**BRIEF:**
Copy out each line of the entries where the word "value" is present.

**DATA:**
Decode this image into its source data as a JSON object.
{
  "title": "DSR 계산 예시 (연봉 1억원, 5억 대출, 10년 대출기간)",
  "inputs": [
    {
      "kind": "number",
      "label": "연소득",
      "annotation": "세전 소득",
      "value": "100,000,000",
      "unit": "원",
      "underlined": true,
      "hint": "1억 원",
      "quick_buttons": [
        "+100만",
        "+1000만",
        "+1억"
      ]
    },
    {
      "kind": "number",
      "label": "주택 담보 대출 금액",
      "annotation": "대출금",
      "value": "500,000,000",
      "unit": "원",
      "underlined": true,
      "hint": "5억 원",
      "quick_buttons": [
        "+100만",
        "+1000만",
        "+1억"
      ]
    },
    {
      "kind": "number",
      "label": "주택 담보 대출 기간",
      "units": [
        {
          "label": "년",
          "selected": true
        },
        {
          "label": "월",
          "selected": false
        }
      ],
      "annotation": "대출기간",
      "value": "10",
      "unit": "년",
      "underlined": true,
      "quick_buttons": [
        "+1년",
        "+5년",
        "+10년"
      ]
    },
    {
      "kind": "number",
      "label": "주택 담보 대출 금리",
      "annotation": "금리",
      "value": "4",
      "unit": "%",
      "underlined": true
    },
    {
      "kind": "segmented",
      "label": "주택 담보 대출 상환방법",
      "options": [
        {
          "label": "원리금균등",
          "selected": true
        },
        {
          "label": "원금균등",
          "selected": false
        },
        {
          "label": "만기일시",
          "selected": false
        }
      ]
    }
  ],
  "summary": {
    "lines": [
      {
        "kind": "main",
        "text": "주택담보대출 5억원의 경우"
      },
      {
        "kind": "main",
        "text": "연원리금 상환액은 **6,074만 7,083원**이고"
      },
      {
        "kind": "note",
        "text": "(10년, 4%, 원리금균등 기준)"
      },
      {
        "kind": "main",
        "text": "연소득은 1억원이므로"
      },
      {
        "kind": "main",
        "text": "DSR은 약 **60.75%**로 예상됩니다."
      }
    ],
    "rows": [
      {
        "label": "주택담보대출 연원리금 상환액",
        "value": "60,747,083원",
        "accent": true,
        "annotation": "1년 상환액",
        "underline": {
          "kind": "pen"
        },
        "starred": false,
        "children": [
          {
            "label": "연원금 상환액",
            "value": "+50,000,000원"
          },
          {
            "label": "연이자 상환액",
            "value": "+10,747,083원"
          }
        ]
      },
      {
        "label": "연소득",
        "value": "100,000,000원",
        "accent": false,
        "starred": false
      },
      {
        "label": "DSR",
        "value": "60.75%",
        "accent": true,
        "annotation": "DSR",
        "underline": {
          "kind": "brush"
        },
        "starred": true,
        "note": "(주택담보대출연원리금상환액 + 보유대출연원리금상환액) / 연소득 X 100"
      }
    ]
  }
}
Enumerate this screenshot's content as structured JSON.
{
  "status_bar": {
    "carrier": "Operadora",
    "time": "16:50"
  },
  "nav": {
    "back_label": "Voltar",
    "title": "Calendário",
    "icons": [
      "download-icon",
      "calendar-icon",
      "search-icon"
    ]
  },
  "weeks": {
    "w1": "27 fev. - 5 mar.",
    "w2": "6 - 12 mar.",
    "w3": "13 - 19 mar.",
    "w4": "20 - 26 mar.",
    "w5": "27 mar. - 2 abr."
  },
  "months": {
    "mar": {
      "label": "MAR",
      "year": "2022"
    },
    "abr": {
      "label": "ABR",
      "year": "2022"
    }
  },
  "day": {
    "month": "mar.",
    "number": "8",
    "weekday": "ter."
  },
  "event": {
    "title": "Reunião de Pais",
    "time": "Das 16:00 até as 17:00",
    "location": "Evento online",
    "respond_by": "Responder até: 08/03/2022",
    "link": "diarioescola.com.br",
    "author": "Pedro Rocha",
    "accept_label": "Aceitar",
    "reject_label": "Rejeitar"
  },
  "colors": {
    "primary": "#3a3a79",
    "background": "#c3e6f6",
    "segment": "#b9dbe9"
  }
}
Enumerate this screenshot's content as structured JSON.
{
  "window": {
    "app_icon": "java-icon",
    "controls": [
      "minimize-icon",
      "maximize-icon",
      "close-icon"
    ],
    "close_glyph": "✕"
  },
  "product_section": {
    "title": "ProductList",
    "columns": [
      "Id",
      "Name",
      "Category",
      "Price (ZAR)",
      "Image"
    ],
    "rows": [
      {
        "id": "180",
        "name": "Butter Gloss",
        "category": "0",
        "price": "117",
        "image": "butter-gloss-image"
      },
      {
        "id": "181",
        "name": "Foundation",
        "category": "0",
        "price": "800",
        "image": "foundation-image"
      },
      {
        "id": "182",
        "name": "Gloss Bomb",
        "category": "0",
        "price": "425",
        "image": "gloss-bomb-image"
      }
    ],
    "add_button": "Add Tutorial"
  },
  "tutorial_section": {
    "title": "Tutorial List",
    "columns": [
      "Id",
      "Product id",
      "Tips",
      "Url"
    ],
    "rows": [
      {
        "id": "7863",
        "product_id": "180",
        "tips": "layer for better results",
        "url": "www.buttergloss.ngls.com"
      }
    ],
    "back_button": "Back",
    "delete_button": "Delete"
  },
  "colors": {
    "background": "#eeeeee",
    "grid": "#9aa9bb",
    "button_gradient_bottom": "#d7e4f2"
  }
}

**SOLVED PROBLEM:**
      "value": "100,000,000",
      "value": "500,000,000",
      "value": "10",
      "value": "4",
        "value": "60,747,083원",
            "value": "+50,000,000원"
            "value": "+10,747,083원"
        "value": "100,000,000원",
        "value": "60.75%",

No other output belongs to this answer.